What the task asks ::
Locate all lines in the data below that hold "Documents" and show them.

Top of Dataset records

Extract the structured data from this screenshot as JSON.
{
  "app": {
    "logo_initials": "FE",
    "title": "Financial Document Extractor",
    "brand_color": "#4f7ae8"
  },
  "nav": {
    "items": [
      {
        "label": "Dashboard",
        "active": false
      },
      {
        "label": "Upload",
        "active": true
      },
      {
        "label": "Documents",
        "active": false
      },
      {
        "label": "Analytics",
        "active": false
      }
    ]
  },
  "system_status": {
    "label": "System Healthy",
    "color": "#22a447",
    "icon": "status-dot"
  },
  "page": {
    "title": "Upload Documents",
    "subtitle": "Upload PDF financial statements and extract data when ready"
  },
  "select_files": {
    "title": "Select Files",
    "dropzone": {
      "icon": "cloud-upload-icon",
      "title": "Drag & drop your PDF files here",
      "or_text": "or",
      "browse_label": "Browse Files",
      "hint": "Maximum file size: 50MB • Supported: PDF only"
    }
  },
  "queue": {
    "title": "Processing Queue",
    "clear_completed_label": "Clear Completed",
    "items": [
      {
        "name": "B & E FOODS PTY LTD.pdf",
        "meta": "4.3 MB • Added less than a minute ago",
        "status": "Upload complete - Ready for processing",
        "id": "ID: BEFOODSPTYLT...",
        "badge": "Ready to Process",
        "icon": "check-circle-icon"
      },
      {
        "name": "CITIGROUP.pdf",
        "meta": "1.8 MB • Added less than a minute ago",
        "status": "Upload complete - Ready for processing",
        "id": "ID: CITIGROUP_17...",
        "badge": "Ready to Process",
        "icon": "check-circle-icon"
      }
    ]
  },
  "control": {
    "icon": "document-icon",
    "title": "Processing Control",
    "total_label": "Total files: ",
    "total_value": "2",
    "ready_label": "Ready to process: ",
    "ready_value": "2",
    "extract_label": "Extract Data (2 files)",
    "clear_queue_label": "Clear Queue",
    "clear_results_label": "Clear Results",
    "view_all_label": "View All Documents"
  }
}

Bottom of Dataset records

Exercise solution ::
        "label": "Documents",
    "title": "Upload Documents",
    "view_all_label": "View All Documents"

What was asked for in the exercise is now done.